Should The Guardian have destroyed its copies of Edward Snowden’s leaked files rather than go to court? That’s a question raised by Index on Censorship and put to editor Alan Rusbridger by Channel 4 News (from 3.40 in).
Publishing is a practical business, and there are three key duties which a publisher has to consider.
Firstly, a news organisation must try to protect its sources.
Second, a news organisation must endeavour to protect its journalists.
And thirdly, a news organisation must continue to report news that is in the public interest.
Failing to destroy the files would have put all three duties at risk.
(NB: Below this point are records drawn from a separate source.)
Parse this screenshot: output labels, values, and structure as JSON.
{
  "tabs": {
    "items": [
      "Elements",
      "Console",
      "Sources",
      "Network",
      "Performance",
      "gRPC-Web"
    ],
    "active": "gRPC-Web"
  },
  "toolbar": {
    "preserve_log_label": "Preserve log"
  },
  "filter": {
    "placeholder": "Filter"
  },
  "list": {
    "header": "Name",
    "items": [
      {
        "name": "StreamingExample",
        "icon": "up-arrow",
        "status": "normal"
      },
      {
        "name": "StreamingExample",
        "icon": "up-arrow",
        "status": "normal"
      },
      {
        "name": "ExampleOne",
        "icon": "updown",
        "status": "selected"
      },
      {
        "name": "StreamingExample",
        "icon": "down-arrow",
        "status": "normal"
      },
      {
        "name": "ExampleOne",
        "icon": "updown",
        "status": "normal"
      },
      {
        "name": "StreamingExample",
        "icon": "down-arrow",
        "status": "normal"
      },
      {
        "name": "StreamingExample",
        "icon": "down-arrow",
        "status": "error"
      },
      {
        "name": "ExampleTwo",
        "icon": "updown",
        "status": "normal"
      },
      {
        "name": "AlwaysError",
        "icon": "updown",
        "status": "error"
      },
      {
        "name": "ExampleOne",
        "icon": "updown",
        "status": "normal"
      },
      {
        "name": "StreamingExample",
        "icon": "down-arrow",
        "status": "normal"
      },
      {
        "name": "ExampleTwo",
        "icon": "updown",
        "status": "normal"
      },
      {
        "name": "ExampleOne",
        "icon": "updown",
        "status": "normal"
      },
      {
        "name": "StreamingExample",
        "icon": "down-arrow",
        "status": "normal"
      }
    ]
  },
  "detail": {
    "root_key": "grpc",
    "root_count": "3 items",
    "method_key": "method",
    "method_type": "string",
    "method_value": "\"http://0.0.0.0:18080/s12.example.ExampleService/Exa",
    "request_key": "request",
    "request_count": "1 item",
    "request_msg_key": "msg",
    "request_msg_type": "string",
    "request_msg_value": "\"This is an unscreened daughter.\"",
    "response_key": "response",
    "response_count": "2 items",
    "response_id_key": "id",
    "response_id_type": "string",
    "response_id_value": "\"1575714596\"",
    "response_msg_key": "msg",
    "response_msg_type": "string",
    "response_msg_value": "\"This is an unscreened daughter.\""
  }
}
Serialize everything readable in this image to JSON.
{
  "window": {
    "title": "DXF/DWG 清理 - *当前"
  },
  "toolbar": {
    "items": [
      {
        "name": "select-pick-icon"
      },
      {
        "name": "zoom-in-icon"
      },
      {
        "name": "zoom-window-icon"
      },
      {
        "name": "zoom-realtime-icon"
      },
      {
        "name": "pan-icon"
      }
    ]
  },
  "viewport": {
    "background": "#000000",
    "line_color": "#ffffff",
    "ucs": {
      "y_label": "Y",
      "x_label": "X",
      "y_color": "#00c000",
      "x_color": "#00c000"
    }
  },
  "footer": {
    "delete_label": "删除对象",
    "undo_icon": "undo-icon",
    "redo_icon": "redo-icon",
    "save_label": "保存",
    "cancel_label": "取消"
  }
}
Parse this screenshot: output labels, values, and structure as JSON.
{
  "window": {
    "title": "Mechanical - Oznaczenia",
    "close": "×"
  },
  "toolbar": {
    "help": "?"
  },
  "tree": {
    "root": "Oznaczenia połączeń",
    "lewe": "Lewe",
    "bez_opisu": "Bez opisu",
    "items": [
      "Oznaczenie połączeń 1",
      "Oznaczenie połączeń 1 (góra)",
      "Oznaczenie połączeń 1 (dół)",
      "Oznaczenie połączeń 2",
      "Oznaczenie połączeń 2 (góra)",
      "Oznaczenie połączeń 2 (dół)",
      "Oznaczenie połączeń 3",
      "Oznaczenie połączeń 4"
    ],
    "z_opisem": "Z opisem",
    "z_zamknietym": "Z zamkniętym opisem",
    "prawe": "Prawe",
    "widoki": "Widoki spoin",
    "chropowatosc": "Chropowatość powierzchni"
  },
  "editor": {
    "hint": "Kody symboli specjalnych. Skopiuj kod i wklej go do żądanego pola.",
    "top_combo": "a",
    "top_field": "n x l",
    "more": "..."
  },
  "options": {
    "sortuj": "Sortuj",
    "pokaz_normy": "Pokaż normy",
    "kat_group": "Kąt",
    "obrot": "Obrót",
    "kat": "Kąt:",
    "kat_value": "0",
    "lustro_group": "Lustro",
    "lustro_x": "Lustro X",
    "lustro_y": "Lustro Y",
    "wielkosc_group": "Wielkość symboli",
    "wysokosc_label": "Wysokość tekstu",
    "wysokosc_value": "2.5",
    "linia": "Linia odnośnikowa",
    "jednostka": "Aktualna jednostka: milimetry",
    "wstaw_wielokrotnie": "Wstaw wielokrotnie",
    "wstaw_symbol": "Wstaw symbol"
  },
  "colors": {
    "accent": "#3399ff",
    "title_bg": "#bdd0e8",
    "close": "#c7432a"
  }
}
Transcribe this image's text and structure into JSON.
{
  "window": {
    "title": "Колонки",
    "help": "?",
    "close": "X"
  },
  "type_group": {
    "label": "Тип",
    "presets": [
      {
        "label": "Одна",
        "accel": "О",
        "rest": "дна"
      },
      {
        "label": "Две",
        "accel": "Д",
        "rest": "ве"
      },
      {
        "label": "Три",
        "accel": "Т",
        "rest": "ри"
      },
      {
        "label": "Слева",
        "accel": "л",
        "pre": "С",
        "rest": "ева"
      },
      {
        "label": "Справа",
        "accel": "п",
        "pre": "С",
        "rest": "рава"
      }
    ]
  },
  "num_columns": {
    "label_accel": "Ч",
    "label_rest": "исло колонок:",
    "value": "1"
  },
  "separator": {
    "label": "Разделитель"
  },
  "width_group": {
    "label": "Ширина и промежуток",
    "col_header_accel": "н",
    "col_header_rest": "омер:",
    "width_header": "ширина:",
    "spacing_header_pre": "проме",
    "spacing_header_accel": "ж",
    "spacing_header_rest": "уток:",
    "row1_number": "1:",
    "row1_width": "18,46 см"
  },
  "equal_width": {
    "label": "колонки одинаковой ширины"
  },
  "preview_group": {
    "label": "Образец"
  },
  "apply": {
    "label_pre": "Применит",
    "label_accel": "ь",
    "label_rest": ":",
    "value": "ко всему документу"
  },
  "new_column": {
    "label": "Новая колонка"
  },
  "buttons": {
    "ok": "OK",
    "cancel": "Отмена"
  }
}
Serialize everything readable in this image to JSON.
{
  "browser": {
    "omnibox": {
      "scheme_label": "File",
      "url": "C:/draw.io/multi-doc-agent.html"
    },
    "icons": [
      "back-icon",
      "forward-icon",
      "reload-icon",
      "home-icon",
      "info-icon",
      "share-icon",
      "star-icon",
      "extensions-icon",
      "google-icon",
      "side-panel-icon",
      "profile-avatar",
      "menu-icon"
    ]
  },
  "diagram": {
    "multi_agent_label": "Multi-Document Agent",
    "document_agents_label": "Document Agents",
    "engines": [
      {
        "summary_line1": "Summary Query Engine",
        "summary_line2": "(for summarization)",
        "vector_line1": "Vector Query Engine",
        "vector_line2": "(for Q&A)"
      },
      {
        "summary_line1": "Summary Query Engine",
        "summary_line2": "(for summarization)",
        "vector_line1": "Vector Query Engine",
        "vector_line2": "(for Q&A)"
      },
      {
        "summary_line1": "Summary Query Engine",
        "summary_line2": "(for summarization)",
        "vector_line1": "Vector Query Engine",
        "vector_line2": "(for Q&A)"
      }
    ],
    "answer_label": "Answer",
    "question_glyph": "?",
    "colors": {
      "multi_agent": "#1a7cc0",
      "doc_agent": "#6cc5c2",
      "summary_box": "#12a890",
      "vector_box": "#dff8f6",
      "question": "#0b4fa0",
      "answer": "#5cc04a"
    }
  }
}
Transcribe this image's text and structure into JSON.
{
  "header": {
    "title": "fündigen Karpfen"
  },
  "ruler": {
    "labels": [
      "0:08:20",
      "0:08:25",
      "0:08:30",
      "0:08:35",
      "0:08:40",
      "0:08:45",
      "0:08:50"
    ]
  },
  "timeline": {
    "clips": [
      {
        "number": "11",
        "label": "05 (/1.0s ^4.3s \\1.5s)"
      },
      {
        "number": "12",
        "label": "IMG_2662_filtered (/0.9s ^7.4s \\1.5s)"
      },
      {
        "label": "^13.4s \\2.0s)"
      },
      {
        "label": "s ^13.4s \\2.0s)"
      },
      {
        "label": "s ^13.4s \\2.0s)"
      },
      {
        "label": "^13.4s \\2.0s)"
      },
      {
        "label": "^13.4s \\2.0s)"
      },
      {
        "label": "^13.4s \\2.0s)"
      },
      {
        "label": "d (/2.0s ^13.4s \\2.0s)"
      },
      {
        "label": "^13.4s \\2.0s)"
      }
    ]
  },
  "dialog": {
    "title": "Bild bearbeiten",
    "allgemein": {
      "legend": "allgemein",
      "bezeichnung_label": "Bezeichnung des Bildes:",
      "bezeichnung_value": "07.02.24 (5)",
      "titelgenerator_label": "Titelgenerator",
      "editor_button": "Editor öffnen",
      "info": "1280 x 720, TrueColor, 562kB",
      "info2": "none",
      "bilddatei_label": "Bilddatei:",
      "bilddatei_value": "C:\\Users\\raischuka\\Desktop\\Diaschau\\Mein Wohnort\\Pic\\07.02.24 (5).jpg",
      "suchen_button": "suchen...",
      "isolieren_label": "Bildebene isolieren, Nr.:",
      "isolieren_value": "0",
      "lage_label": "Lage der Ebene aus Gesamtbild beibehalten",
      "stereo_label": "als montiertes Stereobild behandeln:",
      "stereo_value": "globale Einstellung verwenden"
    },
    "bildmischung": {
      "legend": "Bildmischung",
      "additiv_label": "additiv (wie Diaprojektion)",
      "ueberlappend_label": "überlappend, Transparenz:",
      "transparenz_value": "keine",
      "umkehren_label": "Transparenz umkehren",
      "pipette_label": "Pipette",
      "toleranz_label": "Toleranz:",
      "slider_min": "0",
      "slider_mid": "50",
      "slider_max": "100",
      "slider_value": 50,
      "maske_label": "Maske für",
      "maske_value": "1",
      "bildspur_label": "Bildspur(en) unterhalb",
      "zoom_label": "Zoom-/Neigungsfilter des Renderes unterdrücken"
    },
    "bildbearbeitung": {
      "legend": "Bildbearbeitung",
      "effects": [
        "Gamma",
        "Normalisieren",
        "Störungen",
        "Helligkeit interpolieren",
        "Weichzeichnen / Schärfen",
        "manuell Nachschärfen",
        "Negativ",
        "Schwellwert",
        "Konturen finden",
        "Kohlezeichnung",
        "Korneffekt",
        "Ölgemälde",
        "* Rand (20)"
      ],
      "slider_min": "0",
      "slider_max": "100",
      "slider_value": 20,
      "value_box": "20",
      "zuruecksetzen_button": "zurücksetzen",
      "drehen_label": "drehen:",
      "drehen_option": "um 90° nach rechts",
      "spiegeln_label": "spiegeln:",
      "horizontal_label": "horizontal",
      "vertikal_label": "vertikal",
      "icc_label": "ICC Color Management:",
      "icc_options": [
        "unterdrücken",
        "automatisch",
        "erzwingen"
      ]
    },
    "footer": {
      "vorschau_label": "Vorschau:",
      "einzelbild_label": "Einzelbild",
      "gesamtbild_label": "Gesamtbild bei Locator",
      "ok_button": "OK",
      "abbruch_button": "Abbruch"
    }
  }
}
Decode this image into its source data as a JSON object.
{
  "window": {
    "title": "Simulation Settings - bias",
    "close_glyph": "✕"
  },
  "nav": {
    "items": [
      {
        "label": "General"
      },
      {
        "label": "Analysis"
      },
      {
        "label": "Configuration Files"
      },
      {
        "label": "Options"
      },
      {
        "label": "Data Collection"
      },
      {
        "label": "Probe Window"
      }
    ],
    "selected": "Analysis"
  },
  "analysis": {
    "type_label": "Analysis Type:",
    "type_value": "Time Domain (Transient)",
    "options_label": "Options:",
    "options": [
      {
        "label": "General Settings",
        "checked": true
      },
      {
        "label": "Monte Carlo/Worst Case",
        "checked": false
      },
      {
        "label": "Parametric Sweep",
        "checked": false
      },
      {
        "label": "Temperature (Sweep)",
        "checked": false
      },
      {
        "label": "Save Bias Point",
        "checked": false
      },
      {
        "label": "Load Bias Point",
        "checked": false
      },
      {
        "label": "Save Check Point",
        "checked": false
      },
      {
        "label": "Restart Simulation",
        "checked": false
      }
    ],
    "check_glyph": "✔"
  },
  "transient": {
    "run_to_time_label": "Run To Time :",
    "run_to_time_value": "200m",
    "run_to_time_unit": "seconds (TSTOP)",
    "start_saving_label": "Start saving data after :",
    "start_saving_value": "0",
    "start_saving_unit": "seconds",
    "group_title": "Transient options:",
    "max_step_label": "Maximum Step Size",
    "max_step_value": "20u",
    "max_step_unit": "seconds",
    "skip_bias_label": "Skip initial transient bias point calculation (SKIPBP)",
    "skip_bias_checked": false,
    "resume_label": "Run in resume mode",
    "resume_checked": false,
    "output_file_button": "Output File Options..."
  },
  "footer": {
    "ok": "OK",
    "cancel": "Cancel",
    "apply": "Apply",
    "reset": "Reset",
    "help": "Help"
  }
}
As The Guardian explains, the files could “ultimately have been used in the American whisteblower’s prosecution.”
“I don’t think we had Snowden’s consent to hand the material back, and I didn’t want to help the UK authorities to know what he had given us,” the Guardian editor said.
Not only that, but the computer record could have “been analysed forensically to yield information on which journalists had seen and worked with which files.”
And, of course:
“I preferred to destroy our copy rather than hand it back to them or allow the courts to freeze our reporting.”
Handing over material to the legal system in any sense would have represented a worrying security breach – and made it harder for potential future sources to put their faith in the publisher.
Index on Censorship’s question is understandable – it is the job of organisations like them to fight cases on principle and establish new case law. Liberty is doing just that by challenging Schedule 7 in the European Court of Human Rights – you can help them here.